I am not sure, but I think this section was a storehouse; it has two ramps that connect the rail yard outside and the blacksmith shop. On all of the historic doors that face that part of the yard, signs caution workers to look out for cars…
Police tape marks were kids got hurt in the past… probably from falling from the unstable catwalk above.
At an abandoned train repair shop.
Though it’s a little unclear what control station controlled what function, these levers seemed to relate to some of the bigger equipment inside the dredge, such as the trommel.
The most pointless, beautiful and nuclear-bomb-proof catwalk I’ve been on to date. It goes between two high levels in its own bottom-lit concrete capsule in the center of the tallest, thickest building. Hang on, we’re riding this one out.
This train shed was later converted to load trucks with concrete from the silos.

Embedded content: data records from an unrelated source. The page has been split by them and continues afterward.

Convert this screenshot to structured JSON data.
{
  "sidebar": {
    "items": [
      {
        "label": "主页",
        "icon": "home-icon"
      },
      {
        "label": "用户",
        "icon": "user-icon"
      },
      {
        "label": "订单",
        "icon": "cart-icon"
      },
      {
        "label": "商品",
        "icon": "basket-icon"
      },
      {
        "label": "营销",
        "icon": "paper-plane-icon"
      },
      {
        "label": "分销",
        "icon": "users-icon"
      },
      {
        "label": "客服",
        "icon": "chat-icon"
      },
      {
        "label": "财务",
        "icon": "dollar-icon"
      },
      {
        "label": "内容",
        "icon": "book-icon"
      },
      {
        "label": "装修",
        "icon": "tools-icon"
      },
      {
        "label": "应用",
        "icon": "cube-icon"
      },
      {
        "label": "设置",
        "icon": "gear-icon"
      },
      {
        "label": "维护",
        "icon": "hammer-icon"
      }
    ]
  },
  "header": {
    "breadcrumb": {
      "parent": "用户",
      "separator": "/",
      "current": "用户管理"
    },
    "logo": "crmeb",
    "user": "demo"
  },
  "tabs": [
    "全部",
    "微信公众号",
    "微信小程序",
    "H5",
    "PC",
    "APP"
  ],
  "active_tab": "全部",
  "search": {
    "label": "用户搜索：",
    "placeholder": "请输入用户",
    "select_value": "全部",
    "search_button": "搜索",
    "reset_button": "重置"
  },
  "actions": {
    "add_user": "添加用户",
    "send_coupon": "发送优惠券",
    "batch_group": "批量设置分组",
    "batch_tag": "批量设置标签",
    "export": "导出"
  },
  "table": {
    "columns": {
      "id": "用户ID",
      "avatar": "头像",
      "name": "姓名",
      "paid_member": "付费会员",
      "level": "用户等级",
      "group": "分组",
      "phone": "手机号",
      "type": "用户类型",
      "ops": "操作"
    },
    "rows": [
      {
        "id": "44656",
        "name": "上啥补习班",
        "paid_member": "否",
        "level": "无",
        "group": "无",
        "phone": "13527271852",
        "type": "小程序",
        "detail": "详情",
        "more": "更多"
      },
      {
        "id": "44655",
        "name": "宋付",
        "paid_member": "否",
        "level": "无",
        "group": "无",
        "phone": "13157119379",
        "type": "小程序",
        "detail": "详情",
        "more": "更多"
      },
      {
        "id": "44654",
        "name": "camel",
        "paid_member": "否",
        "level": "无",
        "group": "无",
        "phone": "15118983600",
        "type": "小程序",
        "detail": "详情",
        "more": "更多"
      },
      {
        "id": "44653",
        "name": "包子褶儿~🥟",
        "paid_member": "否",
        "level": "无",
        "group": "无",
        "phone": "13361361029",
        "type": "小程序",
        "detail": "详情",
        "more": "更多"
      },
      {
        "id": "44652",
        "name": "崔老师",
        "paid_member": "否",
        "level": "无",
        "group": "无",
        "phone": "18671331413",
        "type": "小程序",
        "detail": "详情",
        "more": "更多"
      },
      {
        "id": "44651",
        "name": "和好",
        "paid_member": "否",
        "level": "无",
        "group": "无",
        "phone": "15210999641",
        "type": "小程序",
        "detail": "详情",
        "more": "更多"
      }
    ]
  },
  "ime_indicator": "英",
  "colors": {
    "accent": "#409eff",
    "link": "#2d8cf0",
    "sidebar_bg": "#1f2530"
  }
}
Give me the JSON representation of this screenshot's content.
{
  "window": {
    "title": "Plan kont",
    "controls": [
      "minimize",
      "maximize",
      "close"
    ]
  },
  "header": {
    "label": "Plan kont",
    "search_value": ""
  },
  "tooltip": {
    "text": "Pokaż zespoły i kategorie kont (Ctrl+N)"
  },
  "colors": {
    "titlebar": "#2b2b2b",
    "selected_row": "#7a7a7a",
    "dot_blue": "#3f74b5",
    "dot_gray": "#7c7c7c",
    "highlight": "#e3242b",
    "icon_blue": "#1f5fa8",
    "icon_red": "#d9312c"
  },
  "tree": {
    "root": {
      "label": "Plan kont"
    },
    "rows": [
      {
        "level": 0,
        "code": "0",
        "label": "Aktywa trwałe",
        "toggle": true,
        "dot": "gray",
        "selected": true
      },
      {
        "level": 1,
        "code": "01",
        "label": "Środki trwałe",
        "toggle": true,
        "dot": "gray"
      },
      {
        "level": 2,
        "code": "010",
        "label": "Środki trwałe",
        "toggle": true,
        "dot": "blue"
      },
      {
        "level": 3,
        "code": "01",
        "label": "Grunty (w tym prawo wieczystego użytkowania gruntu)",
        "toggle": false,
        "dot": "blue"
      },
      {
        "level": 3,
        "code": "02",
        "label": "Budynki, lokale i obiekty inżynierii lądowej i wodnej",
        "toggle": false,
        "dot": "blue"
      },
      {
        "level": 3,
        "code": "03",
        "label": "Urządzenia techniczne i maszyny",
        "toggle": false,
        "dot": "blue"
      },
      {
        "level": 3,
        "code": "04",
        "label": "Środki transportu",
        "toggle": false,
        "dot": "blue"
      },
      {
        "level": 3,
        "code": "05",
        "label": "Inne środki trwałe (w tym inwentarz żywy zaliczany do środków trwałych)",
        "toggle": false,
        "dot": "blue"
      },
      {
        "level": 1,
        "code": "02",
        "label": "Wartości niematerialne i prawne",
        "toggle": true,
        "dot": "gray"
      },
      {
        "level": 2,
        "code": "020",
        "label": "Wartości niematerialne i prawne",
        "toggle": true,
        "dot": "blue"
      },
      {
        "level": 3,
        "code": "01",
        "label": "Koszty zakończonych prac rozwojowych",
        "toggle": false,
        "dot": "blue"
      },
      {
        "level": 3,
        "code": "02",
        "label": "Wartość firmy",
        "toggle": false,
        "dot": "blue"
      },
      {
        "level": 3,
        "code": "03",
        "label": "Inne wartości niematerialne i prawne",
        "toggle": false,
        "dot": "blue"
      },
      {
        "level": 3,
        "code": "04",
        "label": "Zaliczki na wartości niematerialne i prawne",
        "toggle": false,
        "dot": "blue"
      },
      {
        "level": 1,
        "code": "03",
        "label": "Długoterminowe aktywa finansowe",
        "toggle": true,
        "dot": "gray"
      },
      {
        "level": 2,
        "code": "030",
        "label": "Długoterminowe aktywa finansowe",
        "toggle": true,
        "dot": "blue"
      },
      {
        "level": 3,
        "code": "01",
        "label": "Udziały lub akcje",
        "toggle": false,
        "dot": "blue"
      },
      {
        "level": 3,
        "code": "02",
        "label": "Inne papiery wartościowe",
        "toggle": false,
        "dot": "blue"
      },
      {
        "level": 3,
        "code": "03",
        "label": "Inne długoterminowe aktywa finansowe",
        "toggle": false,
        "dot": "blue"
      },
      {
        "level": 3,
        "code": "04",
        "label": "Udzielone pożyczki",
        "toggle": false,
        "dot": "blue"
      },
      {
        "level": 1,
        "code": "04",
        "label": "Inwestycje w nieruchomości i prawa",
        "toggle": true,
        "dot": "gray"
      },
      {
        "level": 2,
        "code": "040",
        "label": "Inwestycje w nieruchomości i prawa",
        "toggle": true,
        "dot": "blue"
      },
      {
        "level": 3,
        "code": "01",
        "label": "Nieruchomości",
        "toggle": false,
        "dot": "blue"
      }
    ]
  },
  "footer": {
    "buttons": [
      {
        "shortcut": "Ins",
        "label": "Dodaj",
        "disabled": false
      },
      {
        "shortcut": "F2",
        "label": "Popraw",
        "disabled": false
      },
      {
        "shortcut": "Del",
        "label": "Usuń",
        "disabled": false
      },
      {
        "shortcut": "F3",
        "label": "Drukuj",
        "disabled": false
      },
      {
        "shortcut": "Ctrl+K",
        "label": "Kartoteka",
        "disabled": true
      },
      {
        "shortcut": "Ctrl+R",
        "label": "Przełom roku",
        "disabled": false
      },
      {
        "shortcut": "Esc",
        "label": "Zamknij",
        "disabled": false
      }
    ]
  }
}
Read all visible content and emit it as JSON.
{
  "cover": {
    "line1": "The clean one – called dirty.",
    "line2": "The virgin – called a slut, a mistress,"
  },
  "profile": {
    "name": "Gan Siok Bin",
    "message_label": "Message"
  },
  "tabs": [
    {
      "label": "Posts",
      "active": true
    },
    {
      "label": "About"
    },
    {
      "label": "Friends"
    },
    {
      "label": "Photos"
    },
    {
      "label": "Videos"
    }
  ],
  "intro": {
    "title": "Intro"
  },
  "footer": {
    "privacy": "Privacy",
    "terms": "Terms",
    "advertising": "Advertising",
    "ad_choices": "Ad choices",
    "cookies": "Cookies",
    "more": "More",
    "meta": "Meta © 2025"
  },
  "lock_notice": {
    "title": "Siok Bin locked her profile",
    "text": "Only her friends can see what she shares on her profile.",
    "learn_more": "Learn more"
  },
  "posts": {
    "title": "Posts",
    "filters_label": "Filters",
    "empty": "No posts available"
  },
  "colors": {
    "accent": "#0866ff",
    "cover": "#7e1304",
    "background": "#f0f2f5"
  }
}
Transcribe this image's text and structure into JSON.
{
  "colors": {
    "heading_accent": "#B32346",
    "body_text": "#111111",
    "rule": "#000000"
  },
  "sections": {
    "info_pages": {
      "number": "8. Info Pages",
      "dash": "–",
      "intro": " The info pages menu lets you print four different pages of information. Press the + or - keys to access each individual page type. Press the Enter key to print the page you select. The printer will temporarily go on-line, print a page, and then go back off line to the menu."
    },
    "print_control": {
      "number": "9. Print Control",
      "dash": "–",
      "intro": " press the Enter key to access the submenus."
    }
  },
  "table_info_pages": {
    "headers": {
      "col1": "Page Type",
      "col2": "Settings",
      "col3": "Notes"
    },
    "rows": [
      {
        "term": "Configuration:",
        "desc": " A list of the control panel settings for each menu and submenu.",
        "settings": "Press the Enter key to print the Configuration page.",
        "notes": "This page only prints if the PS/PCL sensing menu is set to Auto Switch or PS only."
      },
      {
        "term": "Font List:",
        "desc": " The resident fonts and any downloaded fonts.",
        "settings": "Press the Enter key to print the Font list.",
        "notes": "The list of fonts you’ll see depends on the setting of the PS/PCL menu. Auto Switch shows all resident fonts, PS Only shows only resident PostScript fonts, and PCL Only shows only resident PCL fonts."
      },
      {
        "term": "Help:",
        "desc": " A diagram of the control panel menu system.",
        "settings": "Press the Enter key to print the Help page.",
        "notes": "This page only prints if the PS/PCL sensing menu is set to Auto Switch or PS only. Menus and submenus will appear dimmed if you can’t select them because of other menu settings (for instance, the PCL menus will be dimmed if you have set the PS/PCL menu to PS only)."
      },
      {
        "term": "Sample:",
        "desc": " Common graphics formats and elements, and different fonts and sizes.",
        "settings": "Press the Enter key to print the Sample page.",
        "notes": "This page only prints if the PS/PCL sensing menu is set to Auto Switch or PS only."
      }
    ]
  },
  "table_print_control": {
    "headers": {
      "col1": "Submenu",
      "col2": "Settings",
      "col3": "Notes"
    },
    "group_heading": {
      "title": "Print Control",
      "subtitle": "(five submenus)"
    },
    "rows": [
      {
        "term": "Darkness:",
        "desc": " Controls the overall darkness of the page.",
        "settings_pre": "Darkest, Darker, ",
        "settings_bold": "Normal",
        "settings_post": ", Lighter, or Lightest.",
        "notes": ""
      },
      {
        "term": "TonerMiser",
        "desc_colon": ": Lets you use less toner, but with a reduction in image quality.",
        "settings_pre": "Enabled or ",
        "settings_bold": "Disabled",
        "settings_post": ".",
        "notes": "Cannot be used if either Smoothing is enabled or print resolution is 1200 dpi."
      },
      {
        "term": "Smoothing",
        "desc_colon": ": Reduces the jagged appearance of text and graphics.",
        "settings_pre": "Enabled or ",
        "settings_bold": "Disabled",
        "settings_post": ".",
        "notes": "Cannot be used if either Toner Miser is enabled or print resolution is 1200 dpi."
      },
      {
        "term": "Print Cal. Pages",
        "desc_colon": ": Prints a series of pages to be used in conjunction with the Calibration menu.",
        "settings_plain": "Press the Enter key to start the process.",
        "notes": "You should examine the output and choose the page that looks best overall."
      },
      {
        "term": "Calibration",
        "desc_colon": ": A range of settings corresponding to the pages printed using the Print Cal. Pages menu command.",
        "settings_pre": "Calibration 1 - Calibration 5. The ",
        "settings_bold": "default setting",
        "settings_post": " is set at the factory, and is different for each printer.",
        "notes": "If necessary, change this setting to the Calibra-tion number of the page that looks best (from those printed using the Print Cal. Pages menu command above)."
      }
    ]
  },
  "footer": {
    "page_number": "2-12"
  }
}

Expanding foam provides some textural contrast to the wood floors, worn smooth over a century. This building dates to the 1890s and was built as the coffin plant.
Left: A medium storage chamber with access to an interconnecting steam tunnel at ceiling height. This room also has various smashed toilets. Why? Because dead toilets–all of them–always find a home in a cave. Center: Steps go past a +-intersection, left goes deeper, right goes to utility tunnels for the brewery, forward used to go to the brewery basement… it’s now backfilled. Left from the backfill is a small hallway; see ‘Backfill Self Portrait’. Center-Right: Utility tunnels tie knots between the brewery’s demolished basement and its caves. Right: Most of the storage volume is in large chambers down this causeway.
The sluice room was surrounded in fine grating. The company would want to finely control when the doors would be opened so the gold could be removed under supervision. No yellow bonus for the working man…
The elevator tower seems to have been built with expansion of the dock in mind.